X

Sign Up To Our Free Newsletter

Join Now

Thanks for subscribing to our free newsletter!

ERROR

CFDs are complex instruments and come with a high risk of losing money rapidly due to leverage. 74-89% of retail investor accounts lose money when trading CFDs. You should consider whether you understand how CFDs work and whether you can afford to take the high risk of losing your money.

  • 3 minutes Texas forced to have rolling brown outs. Not from downed power line , but because the wind energy turbines are frozen.
  • 7 minutes Scientists Warn That Filling The Sahara With Solar Panels Is A Bad Idea
  • 11 minutes United States LNG Exports Reach Third Place
  • 15 minutes Joe Biden's Presidency
  • 7 hours America Makes Plans to Produce Needed Rare Earth Minerals Domestically
  • 20 mins IS SAUDI ARABIA SENDING A MESSAGE TO BIDEN
  • 7 hours U.S. Presidential Elections Status - Electoral Votes
  • 2 days Texas forced to have rolling black outs, primarily because of large declines in output from fossil fuel power plants
  • 2 days Former BP Exec "Biden not in war against oil" . . Really ?
  • 2 days Texas Supply Chain Massacre
  • 2 days Here we go - again: plug-in hybrids cost motorists more than what they were told
  • 4 hours Top Conservative Lawyer Says Trump Can Stand Trial
  • 4 hours “Cushing Oil Inventories Are Soaring Again” By Tsvetana Paraskova
  • 2 days An exciting development in EV Aviation: Volocopter
CO2 Emissions Expected To Fall To 8-Year Lows

CO2 Emissions Expected To Fall To 8-Year Lows

The International Energy Agency expects…

Why Covid-19 Won’t Kill The Renewable Revolution

Why Covid-19 Won’t Kill The Renewable Revolution

The global economy is hanging…

ExxonMobil & Berkeley Make Major Breakthrough In Carbon Capture Tech

ExxonMobil & Berkeley Make Major Breakthrough In Carbon Capture Tech

Scientists from ExxonMobil, University of…

Tsvetana Paraskova

Tsvetana Paraskova

Tsvetana is a writer for Oilprice.com with over a decade of experience writing for news outlets such as iNVEZZ and SeeNews. 

More Info

Premium Content

Exxon’s Shareholders Reject Climate Resolution

Exxon’s shareholders rejected a proposal to set up a climate change board committee and voted down a proposal for corporate governance changes that some shareholders had proposed to protest the fact that Exxon had left another climate change vote out of the ballot at the annual meeting.  

Earlier this year, Exxon asked the U.S. Securities and Exchange Commission (SEC) to decide whether Exxon is required to include a vote on setting carbon emission targets proposed by some shareholders. The SEC sided with Exxon, saying that such proposal “would micromanage the company by seeking to impose specific methods for implementing complex policies in place of the ongoing judgments of management.”

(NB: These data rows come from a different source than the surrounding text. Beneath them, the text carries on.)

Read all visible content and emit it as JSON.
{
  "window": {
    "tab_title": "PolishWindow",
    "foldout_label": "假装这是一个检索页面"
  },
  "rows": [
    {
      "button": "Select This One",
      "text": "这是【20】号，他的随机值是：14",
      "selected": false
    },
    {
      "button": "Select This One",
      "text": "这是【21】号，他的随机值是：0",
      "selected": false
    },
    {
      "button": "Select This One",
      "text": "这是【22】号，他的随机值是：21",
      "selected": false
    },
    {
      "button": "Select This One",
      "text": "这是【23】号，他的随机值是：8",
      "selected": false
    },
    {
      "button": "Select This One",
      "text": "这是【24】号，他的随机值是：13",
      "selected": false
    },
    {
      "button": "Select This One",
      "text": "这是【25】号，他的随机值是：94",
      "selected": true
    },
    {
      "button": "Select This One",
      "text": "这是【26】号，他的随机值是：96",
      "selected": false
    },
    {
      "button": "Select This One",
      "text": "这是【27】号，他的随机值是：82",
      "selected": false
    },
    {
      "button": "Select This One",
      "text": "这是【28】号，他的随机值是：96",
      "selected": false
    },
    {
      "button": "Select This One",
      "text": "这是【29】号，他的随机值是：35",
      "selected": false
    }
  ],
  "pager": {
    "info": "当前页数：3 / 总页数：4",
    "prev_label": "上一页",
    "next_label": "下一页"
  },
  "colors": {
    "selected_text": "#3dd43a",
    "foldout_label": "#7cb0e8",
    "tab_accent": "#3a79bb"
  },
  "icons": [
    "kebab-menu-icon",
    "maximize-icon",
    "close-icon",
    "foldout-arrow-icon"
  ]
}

However, Exxon’s shareholders the Church of England and New York State Common Retirement Fund said that Exxon striking out that vote from the annual meeting agenda means that the U.S. supermajor is not taking climate change seriously.

So those two institutional investors put forward a proposal for the separation of the positions of Chair and CEO at ExxonMobil when a new CEO is next chosen.

“Today in Dallas, there is no proposal from Exxon’s Climate Action 100+ leads, because the company has omitted it from the ballot, nor is there any agreed way forward. Company and investors have been in open conflict about climate strategy and disclosure,” Edward Mason, Head of Responsible Investment for the Church Commissioners for England, said at Exxon’s annual meeting. 

The proposal for an independent chairman was voted down with 59.2 percent of the votes against, while the proposal for a board matrix was defeated with 70.2 percent votes against the proposal.

“The result of Exxon refusing to put our shareholder proposal to the vote is that investors have simply expressed their frustration at Exxon’s governance on other ballot items,” Mason said after the meeting. Related: Oil Prices Flat On Minor Crude Draw

Shareholders have become increasingly active in demanding oil firms to account for climate change in their operations, and Exxon’s shareholders have been ones of the most dissatisfied with the U.S. major’s response to their climate activism.

Last week, more than 99 percent of BP’s shareholders voted in favor of a climate change shareholder resolution, pushing the UK oil and gas supermajor to set out a business strategy consistent with the climate goals of the Paris Agreement.

Another supermajor, Shell, announced earlier this year its first-ever short-term goals to cut the carbon footprint of its operations and product sales. In December last year, in an industry first, Shell said that it plans to set short-term targets for reducing the net carbon footprint of the energy products it sells, and to link those targets with executive remuneration. 

By Tsvetana Paraskova for Oilprice.com

More Top Reads From Oilprice.com:


Download The Free Oilprice App Today

Back to homepage





Leave a comment

Leave a comment




Oilprice - The No. 1 Source for Oil & Energy News